factual allegations for this Court to conclude that an action
under Bivens should be allowed. Subsumed in that
deficiency is the failure to specify which individual
defendant acted and why calling the police violated a right
guaranteed by the Constitution. Plaintiff's only
allegation, which she does not ascribe to either of the named
individual defendants, is that an unidentified
“they” called the police when she came to the
Social Security office and demanded furniture and back
payments. This claim, even if true, and even if ascribed to
the individual defendants, does not implicate any right
guaranteed by the U.S. Constitution. Accordingly, the
complaint must be dismissed pursuant to 28 U.S.C. §
1915(e)(2)(B)(ii) because it fails to state a claim.
light of plaintiff's pro se status, the court
grants her leave to submit an amended complaint within 20
days. Should plaintiff wish to assert a claim for any alleged
constitutional deprivation, she must describe the specific
incident or incidents, including dates, and name the
individuals whom she believes to have been personally
responsible for the alleged deprivation of her constitutional
rights. She must describe what each defendant did or failed
to do in violation of her civil rights. Plaintiff is reminded
that an amended complaint completely replaces the original
reasons discussed above, the Court finds that plaintiff has
failed to state a claim against the named defendants.
Accordingly, the complaint is dismissed pursuant to 28 U.S.C.
§ 1915(e)(2)(B)(ii), with leave to file an amended
complaint within 20 days of the date of this order. The
amended complaint must be captioned, “Amended
Complaint, ” and shall bear the same docket number as
this order. If plaintiff does not file an amended complaint
within 20 days, the complaint shall be dismissed and judgment

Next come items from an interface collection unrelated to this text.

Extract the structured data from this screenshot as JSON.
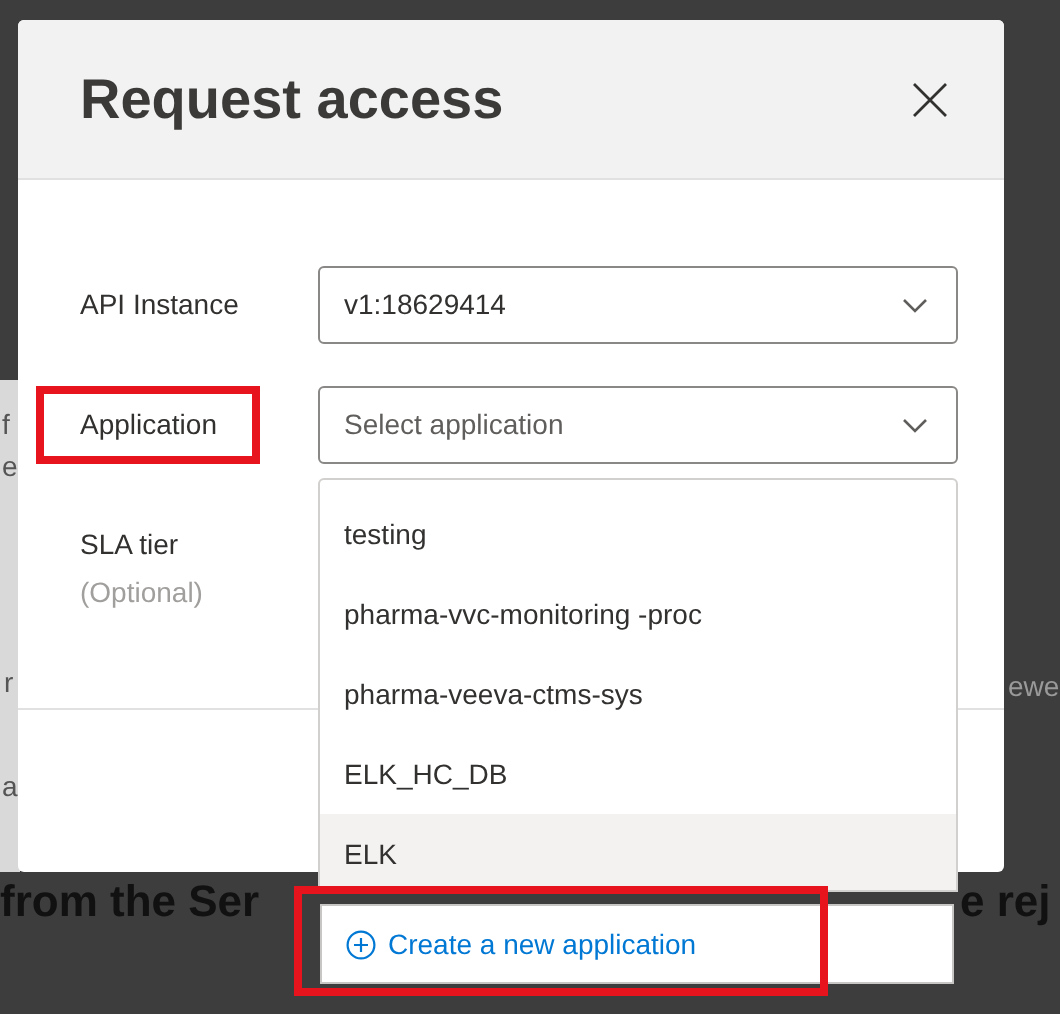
{
  "background": {
    "fragments": [
      {
        "text": "f"
      },
      {
        "text": "e"
      },
      {
        "text": "r"
      },
      {
        "text": "a"
      },
      {
        "text": "ewe"
      },
      {
        "text": "from the Ser",
        "kind": "heading"
      },
      {
        "text": "e rej",
        "kind": "heading"
      }
    ]
  },
  "dialog": {
    "title": "Request access",
    "fields": [
      {
        "label": "API Instance",
        "kind": "select",
        "value": "v1:18629414",
        "highlighted": false
      },
      {
        "label": "Application",
        "kind": "select",
        "placeholder": "Select application",
        "highlighted": true
      },
      {
        "label": "SLA tier",
        "kind": "label",
        "hint": "(Optional)",
        "highlighted": false
      }
    ]
  },
  "dropdown": {
    "options": [
      {
        "label": "testing",
        "selected": false
      },
      {
        "label": "pharma-vvc-monitoring -proc",
        "selected": false
      },
      {
        "label": "pharma-veeva-ctms-sys",
        "selected": false
      },
      {
        "label": "ELK_HC_DB",
        "selected": false
      },
      {
        "label": "ELK",
        "selected": true
      }
    ],
    "create_button": {
      "label": "Create a new application",
      "highlighted": true
    }
  }
}
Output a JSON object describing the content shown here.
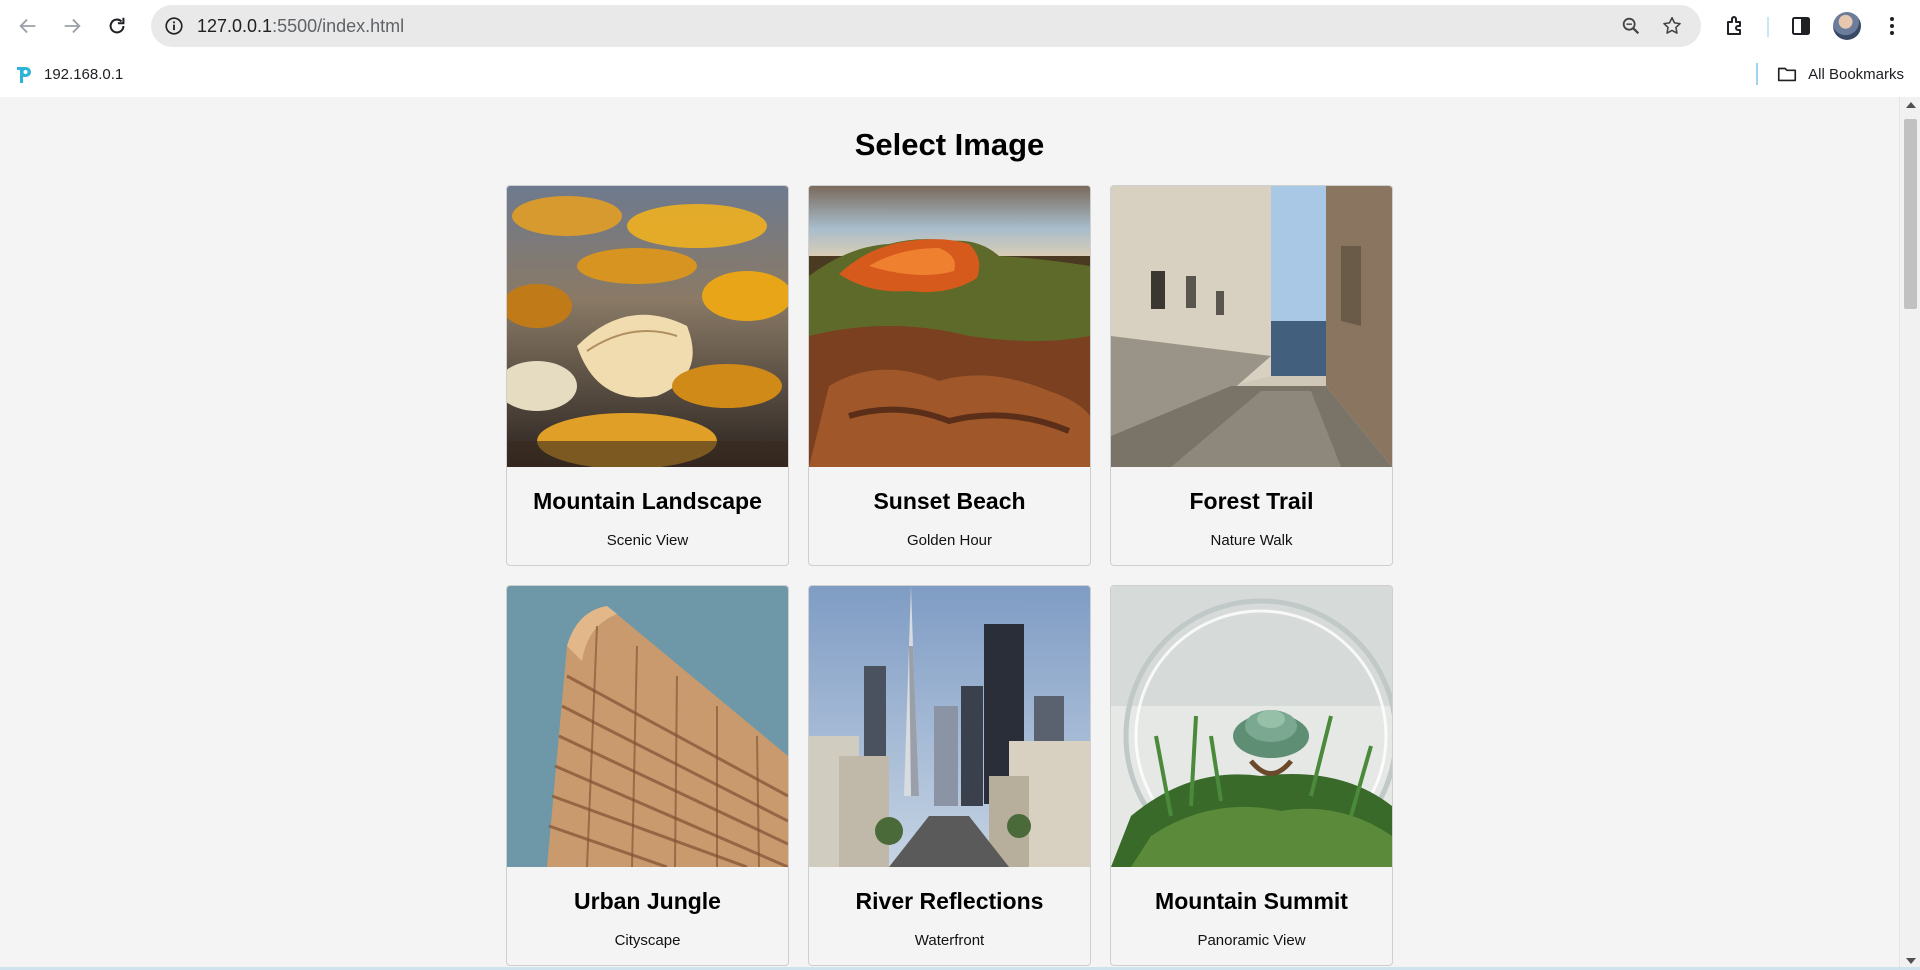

will be entered. No summons shall issue at this time; all
further proceedings are stayed for 20 days. The Court
certifies pursuant to 28 U.S.C. § 1915(a)(3) that any
appeal from this order would not be taken in good faith and
therefore in forma pauperis status is denied for
purpose of an appeal. See Coppedge v. United States,
369 U.S. 438, 444-45 (1962).